(Beginning of STORED DATA)

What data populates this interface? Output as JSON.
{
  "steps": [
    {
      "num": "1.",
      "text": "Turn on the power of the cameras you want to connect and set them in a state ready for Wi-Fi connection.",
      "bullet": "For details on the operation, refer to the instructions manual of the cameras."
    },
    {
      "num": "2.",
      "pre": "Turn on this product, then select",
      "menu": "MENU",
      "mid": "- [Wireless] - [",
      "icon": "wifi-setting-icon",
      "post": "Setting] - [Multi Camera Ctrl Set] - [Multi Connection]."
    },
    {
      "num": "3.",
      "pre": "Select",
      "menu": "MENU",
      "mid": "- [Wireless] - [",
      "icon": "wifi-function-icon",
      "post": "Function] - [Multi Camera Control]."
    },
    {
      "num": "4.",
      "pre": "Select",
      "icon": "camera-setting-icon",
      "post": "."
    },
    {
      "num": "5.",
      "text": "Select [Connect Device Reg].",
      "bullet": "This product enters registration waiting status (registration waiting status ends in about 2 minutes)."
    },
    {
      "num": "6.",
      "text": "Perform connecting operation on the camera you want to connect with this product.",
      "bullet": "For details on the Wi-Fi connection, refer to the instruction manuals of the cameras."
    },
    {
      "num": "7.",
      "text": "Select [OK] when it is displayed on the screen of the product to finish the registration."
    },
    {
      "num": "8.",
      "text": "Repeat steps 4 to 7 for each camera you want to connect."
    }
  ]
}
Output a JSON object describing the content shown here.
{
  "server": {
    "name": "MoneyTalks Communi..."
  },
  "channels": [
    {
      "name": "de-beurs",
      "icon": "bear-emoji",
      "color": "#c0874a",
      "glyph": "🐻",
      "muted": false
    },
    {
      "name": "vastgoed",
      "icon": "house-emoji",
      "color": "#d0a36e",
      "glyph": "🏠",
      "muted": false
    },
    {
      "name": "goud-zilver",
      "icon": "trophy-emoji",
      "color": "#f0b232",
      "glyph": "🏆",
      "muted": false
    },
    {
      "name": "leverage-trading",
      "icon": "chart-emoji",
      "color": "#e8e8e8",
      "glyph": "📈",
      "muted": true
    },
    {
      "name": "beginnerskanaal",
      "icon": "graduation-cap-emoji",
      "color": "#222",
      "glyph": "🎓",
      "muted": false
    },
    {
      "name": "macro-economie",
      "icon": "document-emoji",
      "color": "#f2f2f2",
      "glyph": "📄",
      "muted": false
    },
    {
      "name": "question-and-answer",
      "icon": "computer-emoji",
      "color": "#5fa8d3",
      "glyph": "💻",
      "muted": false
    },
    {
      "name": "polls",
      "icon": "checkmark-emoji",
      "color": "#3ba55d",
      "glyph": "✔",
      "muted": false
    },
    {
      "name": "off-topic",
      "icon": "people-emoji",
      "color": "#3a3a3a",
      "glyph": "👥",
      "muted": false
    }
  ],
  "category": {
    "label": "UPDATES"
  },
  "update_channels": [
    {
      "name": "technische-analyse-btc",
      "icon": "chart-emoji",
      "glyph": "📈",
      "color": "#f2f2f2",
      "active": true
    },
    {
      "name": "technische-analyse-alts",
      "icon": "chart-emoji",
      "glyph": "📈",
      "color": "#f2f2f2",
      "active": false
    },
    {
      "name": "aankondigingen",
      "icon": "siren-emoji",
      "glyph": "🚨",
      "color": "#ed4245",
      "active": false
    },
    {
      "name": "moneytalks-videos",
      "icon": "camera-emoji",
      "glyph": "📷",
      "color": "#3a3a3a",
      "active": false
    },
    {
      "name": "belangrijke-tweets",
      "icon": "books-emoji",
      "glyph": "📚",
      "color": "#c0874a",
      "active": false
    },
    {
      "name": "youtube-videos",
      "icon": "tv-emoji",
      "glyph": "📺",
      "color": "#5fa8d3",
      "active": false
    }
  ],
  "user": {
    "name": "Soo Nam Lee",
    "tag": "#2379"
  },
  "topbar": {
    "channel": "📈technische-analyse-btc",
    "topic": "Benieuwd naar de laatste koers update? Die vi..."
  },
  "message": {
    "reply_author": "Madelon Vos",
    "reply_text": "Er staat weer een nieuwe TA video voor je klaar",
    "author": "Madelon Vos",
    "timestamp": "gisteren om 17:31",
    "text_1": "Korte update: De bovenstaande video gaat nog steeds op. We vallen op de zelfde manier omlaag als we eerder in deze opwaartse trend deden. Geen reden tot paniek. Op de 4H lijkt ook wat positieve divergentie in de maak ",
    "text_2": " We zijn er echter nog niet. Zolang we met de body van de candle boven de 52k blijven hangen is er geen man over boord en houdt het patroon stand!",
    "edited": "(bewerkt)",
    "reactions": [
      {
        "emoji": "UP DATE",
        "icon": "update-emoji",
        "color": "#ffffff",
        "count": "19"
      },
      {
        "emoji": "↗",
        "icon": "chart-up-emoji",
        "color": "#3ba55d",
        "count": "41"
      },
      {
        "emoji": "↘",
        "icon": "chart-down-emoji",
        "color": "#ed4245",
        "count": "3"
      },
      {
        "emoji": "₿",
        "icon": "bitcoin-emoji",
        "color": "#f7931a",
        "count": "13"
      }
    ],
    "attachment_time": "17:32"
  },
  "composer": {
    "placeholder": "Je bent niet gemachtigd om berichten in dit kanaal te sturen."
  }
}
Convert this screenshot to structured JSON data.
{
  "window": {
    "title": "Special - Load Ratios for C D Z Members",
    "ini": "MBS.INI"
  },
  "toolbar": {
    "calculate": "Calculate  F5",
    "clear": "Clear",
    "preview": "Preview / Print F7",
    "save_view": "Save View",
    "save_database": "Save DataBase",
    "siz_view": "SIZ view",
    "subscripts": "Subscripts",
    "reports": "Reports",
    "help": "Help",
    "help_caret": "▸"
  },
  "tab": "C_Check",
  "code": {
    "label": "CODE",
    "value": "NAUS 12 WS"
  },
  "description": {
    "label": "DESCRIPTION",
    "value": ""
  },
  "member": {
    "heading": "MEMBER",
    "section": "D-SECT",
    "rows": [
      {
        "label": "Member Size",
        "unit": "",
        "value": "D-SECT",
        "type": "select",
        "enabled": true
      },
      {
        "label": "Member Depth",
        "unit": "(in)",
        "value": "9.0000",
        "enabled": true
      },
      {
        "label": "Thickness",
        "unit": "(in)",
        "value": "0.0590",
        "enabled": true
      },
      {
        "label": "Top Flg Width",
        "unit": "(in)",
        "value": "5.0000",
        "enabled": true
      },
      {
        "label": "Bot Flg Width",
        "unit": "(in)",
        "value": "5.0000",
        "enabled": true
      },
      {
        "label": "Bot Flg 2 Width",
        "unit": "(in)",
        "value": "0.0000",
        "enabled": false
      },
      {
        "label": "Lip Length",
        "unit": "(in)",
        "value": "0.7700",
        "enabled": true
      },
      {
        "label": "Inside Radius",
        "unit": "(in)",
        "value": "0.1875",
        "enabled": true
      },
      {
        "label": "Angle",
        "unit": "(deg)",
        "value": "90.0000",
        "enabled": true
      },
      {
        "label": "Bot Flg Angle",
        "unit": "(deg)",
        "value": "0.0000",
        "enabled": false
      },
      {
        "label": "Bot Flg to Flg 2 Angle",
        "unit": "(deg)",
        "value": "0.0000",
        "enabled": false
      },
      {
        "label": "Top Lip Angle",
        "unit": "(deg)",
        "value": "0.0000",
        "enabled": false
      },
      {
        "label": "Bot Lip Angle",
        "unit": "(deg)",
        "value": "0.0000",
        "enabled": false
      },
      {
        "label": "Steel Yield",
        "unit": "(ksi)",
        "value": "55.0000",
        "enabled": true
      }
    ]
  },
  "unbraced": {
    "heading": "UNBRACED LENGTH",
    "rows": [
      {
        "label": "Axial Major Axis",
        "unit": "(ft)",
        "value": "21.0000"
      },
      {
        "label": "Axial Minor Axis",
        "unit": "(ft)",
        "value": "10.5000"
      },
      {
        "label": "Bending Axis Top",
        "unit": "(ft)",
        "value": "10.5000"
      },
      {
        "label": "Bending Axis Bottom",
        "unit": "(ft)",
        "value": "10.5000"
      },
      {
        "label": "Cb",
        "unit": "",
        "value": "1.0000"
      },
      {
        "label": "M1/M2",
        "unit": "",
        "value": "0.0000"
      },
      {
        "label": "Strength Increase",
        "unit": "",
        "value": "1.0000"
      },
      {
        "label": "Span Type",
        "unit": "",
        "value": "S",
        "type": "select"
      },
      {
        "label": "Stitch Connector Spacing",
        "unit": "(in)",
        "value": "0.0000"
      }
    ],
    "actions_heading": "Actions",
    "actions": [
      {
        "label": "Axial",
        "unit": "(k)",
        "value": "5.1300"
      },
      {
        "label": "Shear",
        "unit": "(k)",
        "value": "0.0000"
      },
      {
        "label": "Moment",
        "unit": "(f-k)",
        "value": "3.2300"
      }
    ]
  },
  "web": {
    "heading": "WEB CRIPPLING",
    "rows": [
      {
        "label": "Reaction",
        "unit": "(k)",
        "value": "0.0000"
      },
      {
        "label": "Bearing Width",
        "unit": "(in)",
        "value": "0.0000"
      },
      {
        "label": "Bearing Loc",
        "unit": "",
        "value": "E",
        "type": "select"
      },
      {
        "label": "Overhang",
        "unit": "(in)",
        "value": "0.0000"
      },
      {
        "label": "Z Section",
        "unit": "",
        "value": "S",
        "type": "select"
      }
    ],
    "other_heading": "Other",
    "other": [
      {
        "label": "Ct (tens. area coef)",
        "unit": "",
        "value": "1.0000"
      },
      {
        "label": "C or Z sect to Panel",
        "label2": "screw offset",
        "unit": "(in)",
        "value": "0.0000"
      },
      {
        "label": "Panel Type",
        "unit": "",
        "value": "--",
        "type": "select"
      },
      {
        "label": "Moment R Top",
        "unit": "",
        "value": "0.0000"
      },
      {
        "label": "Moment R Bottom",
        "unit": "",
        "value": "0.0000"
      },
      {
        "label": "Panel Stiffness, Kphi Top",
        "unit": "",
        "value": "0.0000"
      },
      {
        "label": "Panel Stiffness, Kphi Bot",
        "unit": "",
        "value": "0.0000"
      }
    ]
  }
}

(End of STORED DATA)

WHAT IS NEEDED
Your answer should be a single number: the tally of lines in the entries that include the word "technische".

SOLUTION
3